▸ Task brief: Scan the records below for the word "SAVE". Copy each line where it appears.
--- START ---
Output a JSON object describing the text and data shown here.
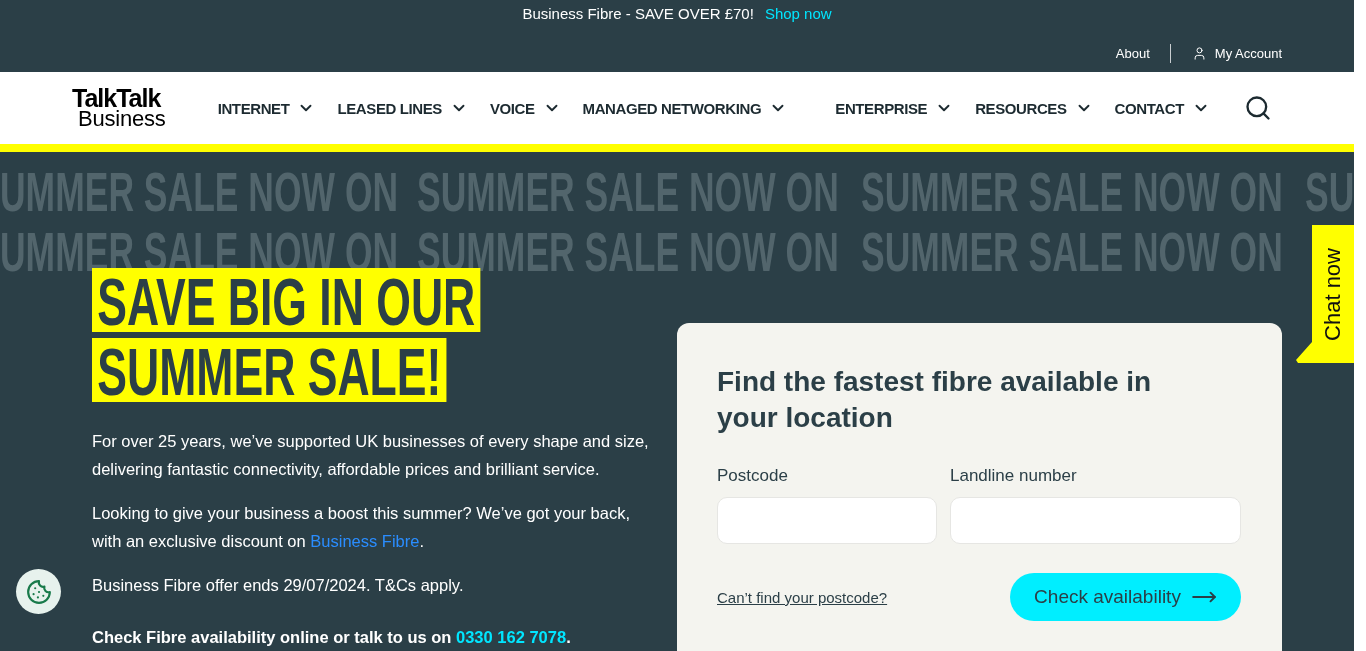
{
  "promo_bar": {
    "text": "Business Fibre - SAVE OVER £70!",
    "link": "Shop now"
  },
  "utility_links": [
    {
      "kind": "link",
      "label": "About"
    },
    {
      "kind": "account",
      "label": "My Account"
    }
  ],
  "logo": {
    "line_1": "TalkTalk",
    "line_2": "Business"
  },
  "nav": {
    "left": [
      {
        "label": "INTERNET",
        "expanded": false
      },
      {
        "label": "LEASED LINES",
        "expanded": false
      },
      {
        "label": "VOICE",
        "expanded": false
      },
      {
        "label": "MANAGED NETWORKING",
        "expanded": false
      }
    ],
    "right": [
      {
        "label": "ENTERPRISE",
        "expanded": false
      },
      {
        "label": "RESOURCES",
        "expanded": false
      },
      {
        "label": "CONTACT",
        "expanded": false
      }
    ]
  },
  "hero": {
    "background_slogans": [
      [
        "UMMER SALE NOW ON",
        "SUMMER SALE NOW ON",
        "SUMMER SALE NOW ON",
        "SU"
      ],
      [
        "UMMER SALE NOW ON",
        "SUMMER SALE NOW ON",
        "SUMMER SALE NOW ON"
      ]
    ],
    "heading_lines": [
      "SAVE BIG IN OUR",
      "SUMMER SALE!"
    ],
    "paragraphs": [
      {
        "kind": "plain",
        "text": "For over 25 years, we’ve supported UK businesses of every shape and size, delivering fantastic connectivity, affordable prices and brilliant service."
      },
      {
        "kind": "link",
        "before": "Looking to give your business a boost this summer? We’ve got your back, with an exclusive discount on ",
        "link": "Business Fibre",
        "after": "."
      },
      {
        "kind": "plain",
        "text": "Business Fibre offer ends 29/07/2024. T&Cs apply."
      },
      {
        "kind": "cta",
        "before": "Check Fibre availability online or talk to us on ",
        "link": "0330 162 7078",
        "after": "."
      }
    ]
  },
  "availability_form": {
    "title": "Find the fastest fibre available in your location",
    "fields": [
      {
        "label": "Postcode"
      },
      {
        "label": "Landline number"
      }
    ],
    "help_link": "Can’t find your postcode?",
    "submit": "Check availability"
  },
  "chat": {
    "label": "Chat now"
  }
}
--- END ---
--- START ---
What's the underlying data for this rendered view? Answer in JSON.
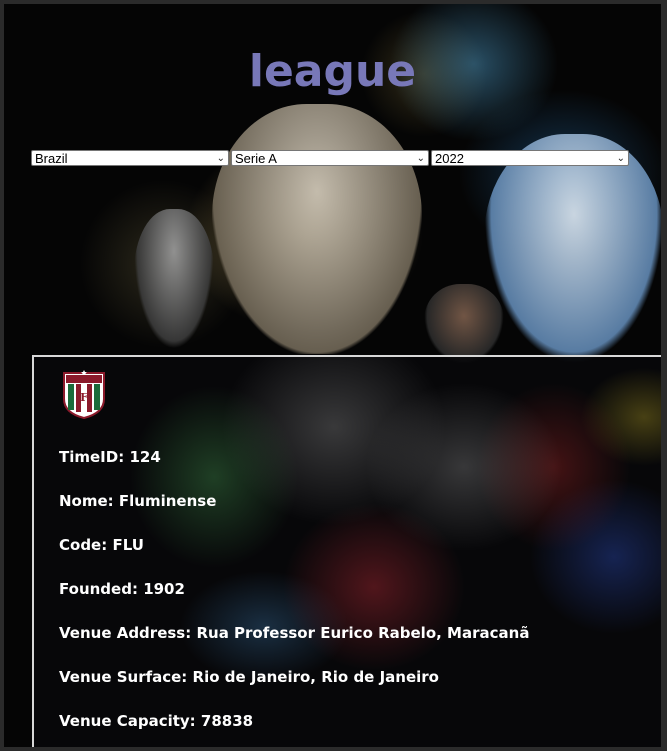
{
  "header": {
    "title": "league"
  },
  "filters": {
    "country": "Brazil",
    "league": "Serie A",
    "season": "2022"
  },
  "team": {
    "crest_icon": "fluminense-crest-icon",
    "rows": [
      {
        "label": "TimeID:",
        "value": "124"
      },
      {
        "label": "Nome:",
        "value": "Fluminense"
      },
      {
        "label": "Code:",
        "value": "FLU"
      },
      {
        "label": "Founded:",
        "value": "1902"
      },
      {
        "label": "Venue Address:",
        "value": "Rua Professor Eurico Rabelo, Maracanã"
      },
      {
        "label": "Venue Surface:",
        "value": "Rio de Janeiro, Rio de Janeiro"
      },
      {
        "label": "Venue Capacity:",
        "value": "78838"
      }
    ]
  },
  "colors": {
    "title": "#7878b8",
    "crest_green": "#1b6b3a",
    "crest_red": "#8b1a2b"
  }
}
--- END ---
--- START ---
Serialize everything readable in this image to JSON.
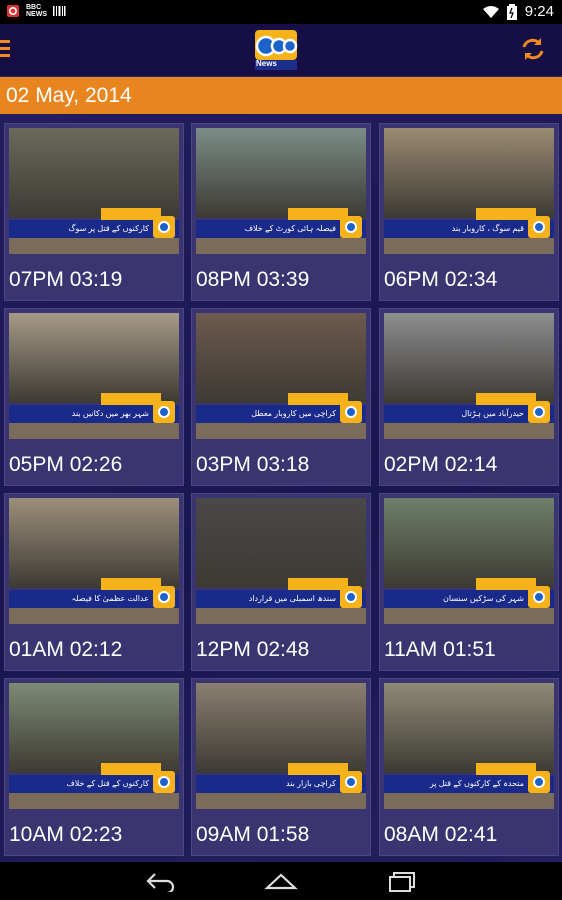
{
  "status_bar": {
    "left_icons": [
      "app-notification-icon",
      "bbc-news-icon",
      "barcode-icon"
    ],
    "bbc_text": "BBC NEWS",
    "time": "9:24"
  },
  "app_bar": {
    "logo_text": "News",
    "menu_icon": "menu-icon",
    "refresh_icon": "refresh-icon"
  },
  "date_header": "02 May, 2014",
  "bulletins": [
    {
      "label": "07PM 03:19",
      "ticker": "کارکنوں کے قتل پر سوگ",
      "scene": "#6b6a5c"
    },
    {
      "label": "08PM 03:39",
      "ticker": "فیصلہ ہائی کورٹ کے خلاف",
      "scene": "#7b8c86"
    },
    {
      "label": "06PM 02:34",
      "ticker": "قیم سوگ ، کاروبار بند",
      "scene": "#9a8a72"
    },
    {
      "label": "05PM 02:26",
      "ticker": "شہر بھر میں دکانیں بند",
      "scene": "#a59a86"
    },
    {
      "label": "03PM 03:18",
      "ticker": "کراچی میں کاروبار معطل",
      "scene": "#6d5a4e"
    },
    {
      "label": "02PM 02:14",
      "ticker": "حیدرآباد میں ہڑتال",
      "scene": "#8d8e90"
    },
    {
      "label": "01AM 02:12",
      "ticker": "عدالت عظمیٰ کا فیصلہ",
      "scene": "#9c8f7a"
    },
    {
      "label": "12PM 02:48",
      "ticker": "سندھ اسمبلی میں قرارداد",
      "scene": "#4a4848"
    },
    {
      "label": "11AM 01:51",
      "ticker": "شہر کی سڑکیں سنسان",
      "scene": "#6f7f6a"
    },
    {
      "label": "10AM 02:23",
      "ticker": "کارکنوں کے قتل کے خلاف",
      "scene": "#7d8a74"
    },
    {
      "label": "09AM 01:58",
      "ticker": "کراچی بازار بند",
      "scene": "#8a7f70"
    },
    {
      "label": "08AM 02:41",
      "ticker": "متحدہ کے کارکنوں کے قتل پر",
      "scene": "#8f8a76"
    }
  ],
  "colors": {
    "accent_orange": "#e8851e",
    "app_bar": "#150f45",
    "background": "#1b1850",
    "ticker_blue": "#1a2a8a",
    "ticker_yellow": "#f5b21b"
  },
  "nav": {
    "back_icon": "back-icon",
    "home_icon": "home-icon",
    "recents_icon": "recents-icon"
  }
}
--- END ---
▸ Exercise response:
    "text": "Business Fibre - SAVE OVER £70!",
      "SAVE BIG IN OUR",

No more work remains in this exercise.